Saw Mill River Parkway
Service Stations

May 27, 2002

    As our methods of transportation have changed to adapt to (or to bring about?) changes in our way of life, relics of the old ways have been left behind. Along the Saw Mill River Parkway are two abandoned service stations. They sit on opposite sides of the road. One remains visible to passing travelers, the other stands hidden behind thick trees and brush.

    The Parkway system in Westchester County serves a model for such roadways, as it was the first of its kind to be developed. The parkways contrast with unlimited-access local roads that serve the areas where we live, work and spend the great deal of our time, and the interstate highways that let us speed along without knowing where we are as long as we get to where were going. The Westchester County Parkways were originally a mix of the other two systems. There are numerous exit/entrance ramps that let us into local areas, but the landscape and man-made features surrounding the roadway are designed coherently along the entire road, with amenities to service travelers. Scenic bridges and lodges were intended to blend into the scene. The Westchester parkways were built along streams or rivers, and meadows and trees were laid out and planted to create a park-like atmosphere. (Hence the ignorance in the joke "Why do we drive in the parkway, but park in the driveway?" - We really drive through a "park-way.")

    The Westchester system began with the conservation-minded interest of William Niles, who sought a solution to the pollution in the Bronx River. The Parkway may originally have been devised as a park with sewage control for the river, but a roadway was included in the 1907 Bronx Parkway Commission. The roadway concept surely was palatable to real estate investors, who helped push for the Parkway. New suburbs would, and did, spring up along the parkways. The Bronx River Parkway was completed by 1924, and two years later the Saw Mill River Parkway opened its first segment.

    The two service stations along the Saw Mill River Parkway have been abandoned since 1980. The nearly identical stone buildings have cedar gables facing the road and wood-shingle roofs. The west building featured gas pumps behind the station, not visible from the road. Along the northbound lanes the pumps were located between the road and the east building. A police office was also included in the building. Architect Clinton Lloyd designed the buildings, and landscape architect Gilmore Clarke planned the shaded pump station near the Saw Mill River. Mr. Clarke was instrumental in the Bronx River Parkway and his work was later commissioned by the Westchester County Parks Commission which oversaw the parkways. Other parkways include the Hutchinson, Taconic State, Cross County, and the Sprain Brook.

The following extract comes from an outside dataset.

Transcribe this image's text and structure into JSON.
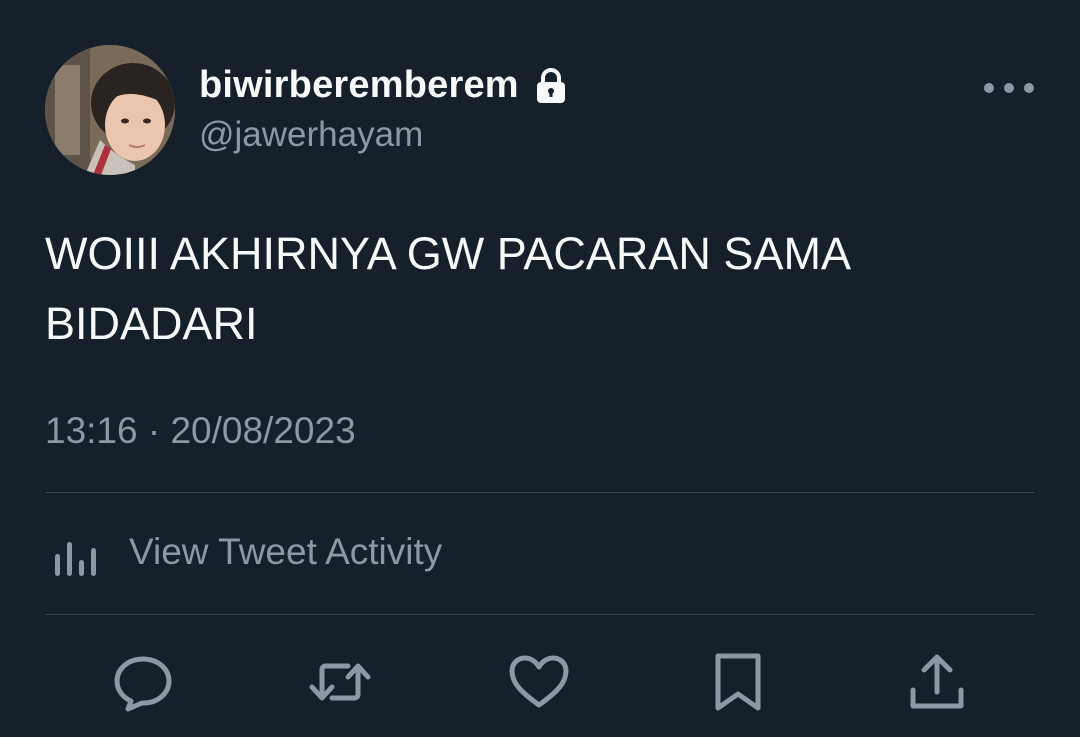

    The service stations and restaurants along the parkways have been outlawed, more or less. The speed of travelers increased over the years, but the Parkways physically remained the same. It would soon be that the only entrances or exits from the Parkways would be for local traffic, not for roadside stops. Presumably this was done to cut down on traffic accidents and control the flow of vehicles. And so it is in the dizzying pace to get where we want to be, we don't know where we are - just passin' thru. The service stations have been closed and neglected, but they retain beauty amongst the overgrowth.

    These stations have survived abandonment long enough that there does not seem to be an imminent threat to their continued existence. On the other hand, there does not seem to be any rush to put them to adaptive reuse either. On the Bear Mountain Parkway, north of Peekskill, a similar service station has been restored as a Town of Cortlandt Visitors Center.


Saw Mill River Parkway Ruins


  •, for more information on the Saw Mill River Parkway. 
  • American Architecture, Westchester County, New York, by Frank E. Sanchis.

Hudson Valley Ruins and Abandoned Buildings, etc.

    Yaz’ Hudson Valley Ruins and Abandoned Buildings, etc.

    E-mail Rob Yasinsac

    This page and all photographs copyright © 2002 by Robert J. Yasinsac.